These permits are issued to the person, not the vehicle owner or driver.

Vancouver resident Beryl Pye was witness to a “concerning,” spontaneous dance party that spread throughout social groups at Kitsilano Beach on April 16. (Screen grab/Beryl Pye)
VIDEO: Dance party erupts at Vancouver’s Kitsilano Beach to the dismay of onlookers

‘It was a complete disregard for current COVID-19 public health orders,’ says Vancouver resident Beryl Pye

People are shown at a COVID-19 vaccination site in Montreal, Sunday, April 18, 2021, as the COVID-19 pandemic continues in Canada and around the world. THE CANADIAN PRESS/Graham Hughes
Nothing stopping provinces from offering AstraZeneca vaccine to all adults: Hajdu

Health Canada has licensed the AstraZeneca shot for use in people over the age of 18

Cannabis bought in British Columbia (Ashley Wadhwani/Black Press Media)
Is it time to start thinking about greener ways to package cannabis?

Packaging suppliers are still figuring eco-friendly and affordable packaging options that fit the mandates of Cannabis Regulations

Deputy Prime Minister and Minister of Finance Chrystia Freeland responds to a question during Question Period in the House of Commons Tuesday December 8, 2020 in Ottawa. The stage is set for arguably the most important federal budget in recent memory, as the Liberal government prepares to unveil its plan for Canada’s post-pandemic recovery even as a third wave of COVID-19 rages across the country. THE CANADIAN PRESS/Adrian Wyld
Election reticence expected to temper political battle over federal budget

Opposition parties have laid out their own demands in the weeks leading up to the budget

A syringe is loaded with COVID-19 vaccine at a vaccination clinic run by Vancouver Coastal Health, in Richmond, B.C., Saturday, April 10, 2021. THE CANADIAN PRESS/Jonathan Hayward
B.C. to open up COVID vaccine registration to all B.C. residents 18+ in April

Registration does not equate to being able to book an appointment

Pat Kauwell, a semi-retired construction manager, lives in his fifth-wheel trailer on Maxey Road because that’s what he can afford on his pension, but a Regional District of Nanaimo bylaw prohibits using RVs as permanent dwellings, leaving Kauwell and others like him with few affordable housing options. (Chris Bush/News Bulletin)
Rules against RV living hard on Island residents caught in housing crunch

Regional District of Nanaimo bylaw forcing pensioner to move RV he calls home off private farm land

(Black Press file photo).
UPDATED: Multiple stabbings at Vancouver Island bush party

Three youths hospitalized after an assault in Comox

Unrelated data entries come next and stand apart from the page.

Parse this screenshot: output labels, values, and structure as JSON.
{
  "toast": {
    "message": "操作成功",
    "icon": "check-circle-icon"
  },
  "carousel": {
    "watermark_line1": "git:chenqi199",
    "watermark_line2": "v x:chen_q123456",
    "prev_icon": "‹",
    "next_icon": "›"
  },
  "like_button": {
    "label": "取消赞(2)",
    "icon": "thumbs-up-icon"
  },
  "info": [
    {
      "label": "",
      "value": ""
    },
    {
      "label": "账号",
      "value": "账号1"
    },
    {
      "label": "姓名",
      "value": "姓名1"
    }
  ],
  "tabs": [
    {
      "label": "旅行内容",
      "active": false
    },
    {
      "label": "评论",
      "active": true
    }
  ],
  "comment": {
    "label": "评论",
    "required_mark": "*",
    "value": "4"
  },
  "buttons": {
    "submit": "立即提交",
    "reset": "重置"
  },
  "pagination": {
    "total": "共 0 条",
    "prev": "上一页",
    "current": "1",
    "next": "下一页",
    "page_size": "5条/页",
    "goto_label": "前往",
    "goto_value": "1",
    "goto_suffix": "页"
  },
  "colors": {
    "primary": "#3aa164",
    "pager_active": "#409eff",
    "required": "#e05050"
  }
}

Selina Robinson is shown in Coquitlam, B.C., on Friday November 17, 2017. British Columbia’s finance minister says her professional training as a family therapist helped her develop the New Democrat government’s first budget during the COVID-19 pandemic, which she will table Tuesday. THE CANADIAN PRESS/Darryl Dyck
B.C. finance minister to table historic pandemic-challenged deficit budget

Budget aims to take care of people during pandemic while preparing for post-COVID-19 recovery, Robinson said

Most Read